Show me every line in the listing that has the word "mouse".
*** DATA FOR THE TASK ***
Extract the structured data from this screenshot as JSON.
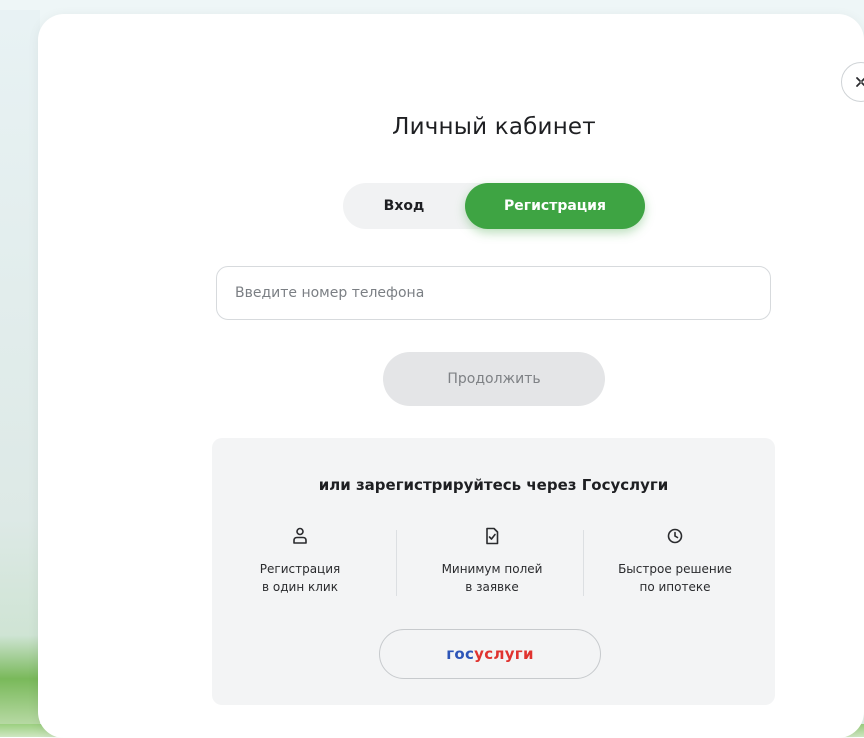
{
  "modal": {
    "title": "Личный кабинет",
    "close_icon": "close-icon"
  },
  "tabs": {
    "login_label": "Вход",
    "register_label": "Регистрация",
    "active": "register"
  },
  "phone": {
    "placeholder": "Введите номер телефона",
    "value": ""
  },
  "continue_label": "Продолжить",
  "gosuslugi": {
    "heading": "или зарегистрируйтесь через Госуслуги",
    "features": [
      {
        "icon": "user-icon",
        "line1": "Регистрация",
        "line2": "в один клик"
      },
      {
        "icon": "document-check-icon",
        "line1": "Минимум полей",
        "line2": "в заявке"
      },
      {
        "icon": "clock-icon",
        "line1": "Быстрое решение",
        "line2": "по ипотеке"
      }
    ],
    "button_part1": "гос",
    "button_part2": "услуги"
  },
  "colors": {
    "accent_green": "#3ea443",
    "gos_blue": "#2d55b8",
    "gos_red": "#e0332f"
  }
}
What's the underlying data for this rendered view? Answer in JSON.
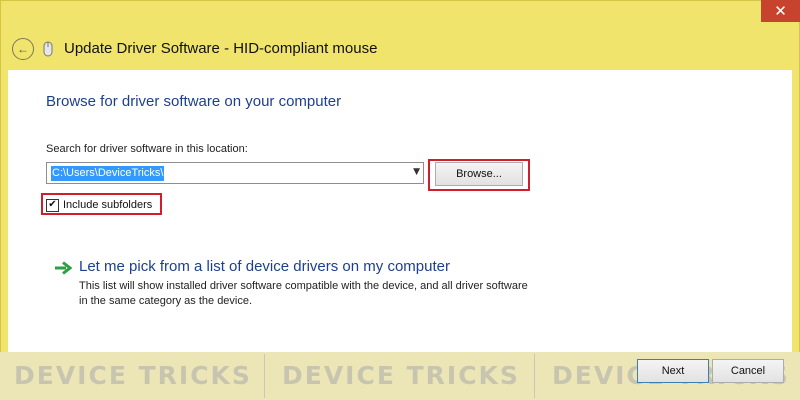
{
  "window": {
    "title": "Update Driver Software - HID-compliant mouse",
    "close_glyph": "✕",
    "back_glyph": "←"
  },
  "content": {
    "heading": "Browse for driver software on your computer",
    "search_label": "Search for driver software in this location:",
    "path_value": "C:\\Users\\DeviceTricks\\",
    "combo_arrow": "▼",
    "browse_label": "Browse...",
    "include_subfolders": {
      "label": "Include subfolders",
      "checked": true,
      "check_glyph": "✔"
    },
    "pick": {
      "link": "Let me pick from a list of device drivers on my computer",
      "description": "This list will show installed driver software compatible with the device, and all driver software in the same category as the device."
    }
  },
  "footer": {
    "next_label": "Next",
    "cancel_label": "Cancel"
  },
  "watermark": {
    "text": "DEVICE TRICKS"
  },
  "colors": {
    "frame": "#f0e46c",
    "heading": "#1e3f8f",
    "highlight": "#d21d2a",
    "close": "#c7432e",
    "arrow": "#2ea043",
    "selection": "#3399ff"
  },
  "icons": {
    "back": "back-arrow-icon",
    "device": "mouse-icon",
    "pick": "green-arrow-icon",
    "close": "close-icon",
    "dropdown": "chevron-down-icon",
    "check": "checkmark-icon"
  }
}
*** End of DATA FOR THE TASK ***
= TASK ANSWER =
    "title": "Update Driver Software - HID-compliant mouse",
    "device": "mouse-icon",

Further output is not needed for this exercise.